Over on her blog, Rebecca Onion distills her tweeps’ recommendations for readings on (mostly college) teaching, and her list includes classics from McKeachie’s Teaching Tips to Bain’s What the Best College Teachers Do. I like almost everything on the list a great deal, but I would not recommend that a teaching assistant (or faculty member) start with them unless she or he already has a good bit of (mostly happy) teaching experience under the belt. There are a few better sources to get started:
- Therese Huston, Teaching What You Don’t Know (Worldcat entry)
- Robert Rotenberg, The Art and Craft of College Teaching (2nd edition) (Worldcat entry)
- Judith Boettcher & Rita-Marie Conrad, The Online Teaching Survival Guide (Worldcat entry)
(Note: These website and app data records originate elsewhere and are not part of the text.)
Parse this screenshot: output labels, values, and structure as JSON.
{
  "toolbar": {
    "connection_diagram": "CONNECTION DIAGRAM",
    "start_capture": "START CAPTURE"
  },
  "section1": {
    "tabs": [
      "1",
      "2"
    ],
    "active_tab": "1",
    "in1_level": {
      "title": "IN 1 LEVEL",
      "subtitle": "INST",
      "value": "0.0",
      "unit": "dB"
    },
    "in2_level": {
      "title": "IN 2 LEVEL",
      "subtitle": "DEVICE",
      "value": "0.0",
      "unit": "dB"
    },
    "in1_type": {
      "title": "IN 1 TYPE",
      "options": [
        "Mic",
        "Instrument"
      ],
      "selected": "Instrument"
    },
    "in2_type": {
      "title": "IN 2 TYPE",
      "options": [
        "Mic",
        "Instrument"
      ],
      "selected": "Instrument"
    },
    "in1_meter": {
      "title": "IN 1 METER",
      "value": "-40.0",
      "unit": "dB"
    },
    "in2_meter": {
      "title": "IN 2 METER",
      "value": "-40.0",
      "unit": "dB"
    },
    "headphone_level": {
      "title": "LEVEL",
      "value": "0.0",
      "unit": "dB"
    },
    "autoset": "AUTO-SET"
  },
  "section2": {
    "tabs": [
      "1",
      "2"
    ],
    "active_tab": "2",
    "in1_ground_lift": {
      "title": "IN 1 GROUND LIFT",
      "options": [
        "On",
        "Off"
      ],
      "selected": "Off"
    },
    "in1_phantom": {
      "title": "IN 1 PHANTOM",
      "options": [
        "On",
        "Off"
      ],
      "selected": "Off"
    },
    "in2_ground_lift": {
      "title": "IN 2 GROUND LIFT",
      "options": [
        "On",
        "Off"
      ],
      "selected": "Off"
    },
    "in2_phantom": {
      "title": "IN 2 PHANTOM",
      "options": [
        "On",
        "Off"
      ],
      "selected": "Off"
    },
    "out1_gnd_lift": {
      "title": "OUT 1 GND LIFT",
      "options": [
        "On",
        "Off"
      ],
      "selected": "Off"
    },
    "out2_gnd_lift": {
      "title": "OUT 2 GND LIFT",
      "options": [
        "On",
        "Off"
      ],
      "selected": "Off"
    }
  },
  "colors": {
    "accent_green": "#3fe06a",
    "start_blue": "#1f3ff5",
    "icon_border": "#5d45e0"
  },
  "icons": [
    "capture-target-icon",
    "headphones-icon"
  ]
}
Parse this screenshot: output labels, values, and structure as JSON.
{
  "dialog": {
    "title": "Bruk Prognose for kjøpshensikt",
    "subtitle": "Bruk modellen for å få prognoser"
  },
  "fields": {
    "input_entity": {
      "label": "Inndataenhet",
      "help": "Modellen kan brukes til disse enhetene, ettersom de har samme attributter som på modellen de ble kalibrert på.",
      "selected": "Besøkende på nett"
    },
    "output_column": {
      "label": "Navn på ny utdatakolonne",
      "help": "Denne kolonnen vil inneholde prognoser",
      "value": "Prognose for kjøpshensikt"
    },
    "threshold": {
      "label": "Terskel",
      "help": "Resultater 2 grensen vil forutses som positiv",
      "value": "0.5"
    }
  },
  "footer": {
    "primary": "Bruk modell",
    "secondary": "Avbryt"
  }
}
Huston is the (Benjamin) Spock of college teaching books in attitude: “Relax. You’ll be okay.” It and Rotenberg were the two books I wish had been around when I had started out as a T.A. in the late 1980s. Tremendously philosophical? Not really, nor are Huston or Boettcher/Conrad that deep in a theoretical sense,1 but if you have never taught a college class before, you need to know what to do Monday, as John Holt would put it, or you just need an orientation so you can get behind the wheel and start navigating. All of these books will help you do much more Monday morning than lecture like you remember being lectured to. For example, this coming Monday (the start of my frenetic six-week summer class), I’ll be drawing heavily from one of Huston’s first-day-of-term exercises.
Other books that Onion hasn’t mentioned?
- Thomas Angelo & K. Patricia Cross, Classroom Assessment Techniques (Worldcat entry)
- Dannelle Stevens & Antonia Levi, Introduction to Rubrics (I think a new edition is coming in fall) (Worldcat entry)
- Kathleen King & Thomas Cox, ed., The Professor’s Guide to Taming Technology (Worldcat entry)
Angelo & Cross is a classic now, a recipe book for qualitative informal assessments, some of which are now widespread such as the one-minute essay at the start or end of class. Stevens & Levi is a clear description of how to develop rubrics of different sorts, including giving teachers options for how much control to retain or give up to students. King & Cox is an accessible discussion of various technologies and is as important, I think, for its andragogy orientation to college teachers’ learning as for the specific technologies in the book. (King is a colleague in my college.)
- The exception is Huston’s references, which include the small but important literature on threshold concepts; I’d never seen that before, and the insight was worth the cost of the book in itself. [↩]